WHAT IS REQUIRED
Going through the entries below, find how many lines hold "Shift", then give that number alone.
=-=-=
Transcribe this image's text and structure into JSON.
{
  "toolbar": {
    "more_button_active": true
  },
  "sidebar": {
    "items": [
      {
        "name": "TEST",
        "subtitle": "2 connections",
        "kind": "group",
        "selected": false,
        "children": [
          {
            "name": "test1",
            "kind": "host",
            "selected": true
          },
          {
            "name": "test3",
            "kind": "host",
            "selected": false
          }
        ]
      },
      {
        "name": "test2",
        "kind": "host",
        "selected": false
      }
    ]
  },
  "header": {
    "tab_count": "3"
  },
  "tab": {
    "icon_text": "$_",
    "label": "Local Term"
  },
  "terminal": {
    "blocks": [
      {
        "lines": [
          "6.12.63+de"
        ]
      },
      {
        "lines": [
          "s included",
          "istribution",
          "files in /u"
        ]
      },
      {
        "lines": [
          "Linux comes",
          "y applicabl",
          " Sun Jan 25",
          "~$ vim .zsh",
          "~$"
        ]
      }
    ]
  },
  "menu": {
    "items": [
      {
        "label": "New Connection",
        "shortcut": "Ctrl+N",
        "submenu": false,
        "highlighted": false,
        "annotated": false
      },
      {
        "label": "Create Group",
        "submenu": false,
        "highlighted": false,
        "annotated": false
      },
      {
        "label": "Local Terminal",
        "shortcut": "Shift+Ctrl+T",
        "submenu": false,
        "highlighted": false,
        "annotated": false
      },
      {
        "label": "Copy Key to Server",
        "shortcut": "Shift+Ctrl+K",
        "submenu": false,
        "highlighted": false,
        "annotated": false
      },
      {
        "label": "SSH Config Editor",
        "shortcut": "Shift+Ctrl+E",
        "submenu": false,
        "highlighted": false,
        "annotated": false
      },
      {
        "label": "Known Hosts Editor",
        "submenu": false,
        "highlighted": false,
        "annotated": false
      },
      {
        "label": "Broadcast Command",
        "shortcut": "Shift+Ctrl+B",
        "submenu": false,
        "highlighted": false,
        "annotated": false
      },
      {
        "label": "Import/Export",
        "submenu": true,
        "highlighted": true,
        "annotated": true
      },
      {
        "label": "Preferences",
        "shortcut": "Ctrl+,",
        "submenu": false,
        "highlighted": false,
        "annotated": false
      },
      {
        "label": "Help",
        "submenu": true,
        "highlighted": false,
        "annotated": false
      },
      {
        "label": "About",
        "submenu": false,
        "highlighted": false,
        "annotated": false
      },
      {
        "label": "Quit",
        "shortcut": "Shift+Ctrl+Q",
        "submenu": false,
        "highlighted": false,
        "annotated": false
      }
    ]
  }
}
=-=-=
YOUR SOLUTION
5